- As the students login to your room you will see the number underneath the Socrative logo (see image opposite) increase. This number represents the total number of students who are logged into your ‘room’ and waiting for the quiz to start.
Start the Quiz! Once the students are logged in you can start the quiz that you wish to run. Let’s assume that you wish to run the quiz that you imported earlier:
- Click on Start a Quiz
- Click on Philanthrop-e Test Quiz
- You will now have three choices. (If you want get going straight away click Teacher Paced and jump to point 4 below):
- Student Paced – Immediate Feedback. Useful if you want students to crack on with the quiz and tackle questions
- Student Paced – Student Navigation. I’ve never quite found a situation when I’d want to use this. I’m sure it’s useful, I’ve just never needed to use it.
- Teacher Paced. I’d recommend that you start with this option as it puts you fully in control of when the students access each question.
- Looking at the bottom of the screen – you’ll see that there are some further choices. I quite like to switch on Randomize Answer Order. This means that the order of the multiple choice answers will be different on student devices. A handy tool to stop students from ‘being inspired’ by their neighbours.
- Click on Start
- Students will now see Q1, a question about the Italian flag, appear on their devices.
Understanding the feedback functions
When the quiz is underway you can get realtime responses from students i.e. you can see who has answered and, in some cases, what they answered. When the quiz is running you will see the following:
- When the quiz was created the quiz designer could opt to enter an explanation that would be displayed when the question was answered. Click show explanation to display any explanation that has been entered. If you are showing your display on an interactive whiteboard, this is useful to show when, and only when, all students have completed their answers.
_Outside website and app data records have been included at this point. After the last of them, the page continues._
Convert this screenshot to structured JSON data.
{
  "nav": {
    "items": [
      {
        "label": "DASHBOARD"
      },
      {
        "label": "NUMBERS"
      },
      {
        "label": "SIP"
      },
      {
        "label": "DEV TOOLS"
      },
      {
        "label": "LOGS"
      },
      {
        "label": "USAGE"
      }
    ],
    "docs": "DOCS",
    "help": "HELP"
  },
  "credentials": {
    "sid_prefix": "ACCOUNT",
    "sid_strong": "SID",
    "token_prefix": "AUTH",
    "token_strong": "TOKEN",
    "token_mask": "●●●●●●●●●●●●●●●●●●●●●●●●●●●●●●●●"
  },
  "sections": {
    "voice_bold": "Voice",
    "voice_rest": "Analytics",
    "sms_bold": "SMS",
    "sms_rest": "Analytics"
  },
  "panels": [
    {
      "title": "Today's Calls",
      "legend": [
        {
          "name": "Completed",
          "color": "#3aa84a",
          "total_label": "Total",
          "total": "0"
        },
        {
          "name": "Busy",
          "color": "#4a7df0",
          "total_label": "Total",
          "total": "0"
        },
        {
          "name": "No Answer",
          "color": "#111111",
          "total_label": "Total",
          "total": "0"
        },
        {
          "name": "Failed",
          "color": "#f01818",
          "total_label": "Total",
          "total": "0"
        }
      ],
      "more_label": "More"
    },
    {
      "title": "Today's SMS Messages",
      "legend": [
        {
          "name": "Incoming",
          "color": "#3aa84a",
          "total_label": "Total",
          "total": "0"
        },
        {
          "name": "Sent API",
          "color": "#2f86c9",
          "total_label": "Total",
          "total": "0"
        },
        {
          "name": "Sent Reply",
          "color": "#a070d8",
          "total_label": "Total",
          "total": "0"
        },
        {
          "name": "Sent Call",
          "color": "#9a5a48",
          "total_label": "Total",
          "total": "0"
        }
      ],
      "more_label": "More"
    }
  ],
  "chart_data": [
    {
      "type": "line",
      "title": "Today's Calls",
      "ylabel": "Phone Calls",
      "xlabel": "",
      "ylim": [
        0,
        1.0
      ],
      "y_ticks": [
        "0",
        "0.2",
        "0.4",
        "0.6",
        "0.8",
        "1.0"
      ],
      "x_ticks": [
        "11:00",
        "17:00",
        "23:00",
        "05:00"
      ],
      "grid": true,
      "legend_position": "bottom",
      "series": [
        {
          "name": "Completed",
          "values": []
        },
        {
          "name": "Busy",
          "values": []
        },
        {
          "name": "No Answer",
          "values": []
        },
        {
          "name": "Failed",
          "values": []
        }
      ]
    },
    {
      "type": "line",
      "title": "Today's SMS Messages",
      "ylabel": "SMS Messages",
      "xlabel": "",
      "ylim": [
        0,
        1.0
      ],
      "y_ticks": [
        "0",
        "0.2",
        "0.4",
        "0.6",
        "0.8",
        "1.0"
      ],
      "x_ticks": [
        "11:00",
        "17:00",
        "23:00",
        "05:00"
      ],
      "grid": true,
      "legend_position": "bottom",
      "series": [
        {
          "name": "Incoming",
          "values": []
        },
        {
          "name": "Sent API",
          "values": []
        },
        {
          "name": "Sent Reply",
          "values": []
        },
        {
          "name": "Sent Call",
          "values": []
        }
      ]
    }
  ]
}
- How’d we do? is a very useful tool for seeing (or displaying) student answers. In multiple choice questions, such as the Italian Flag question, you will see a graphical representation of answers with red meaning incorrect and green meaning correct. For questions that require the student/user to input an answer (such as Q2 where you need to name the instrument that is displayed) you can also opt to see the names of the students alongside their answer
- Press Next to advance to the next question. When the quiz is over you will be presented with a series of options:
- You will need to click on either E-mail, Download, Google Drive, View Chart or View Later. I personally opt to ‘download’ the stats but feel free to play with the other options.
- I also recommend, if this is the first time that you are running Socrative, that you select all three of the report options. Click Submit
- Within a few moments you will receive a file (or files) that contain so much useful data you’ll be amazed that you haven’t used Socrative sooner.
- Whole Class Excel – This is an excel spreadsheet that gives individual student marks and responses. Very handy to copy/paste into your own markbook.
- Individual Student(s) PDF – a personalised marksheet is produced for each student. Download an an example of a Individual Student(s) PDF (names have been removed)
- Question Specific PDF – a PDF containing the cumulative marks for your class along with the names and their answers for questions which require user input. Here is an example of a Question Specific PDF (names have been removed)
Socrative is a hugely addictive, easy-to-use and data rich tool that every teacher should use. The above only scrapes the surface of what it can do; I’ve yet to mention the Space Race or the Exit Ticket. Once you become familiar using Socrative, and have tested it on a few willing volunteers, you’ll soon learn to love the many applications it has in the classroom.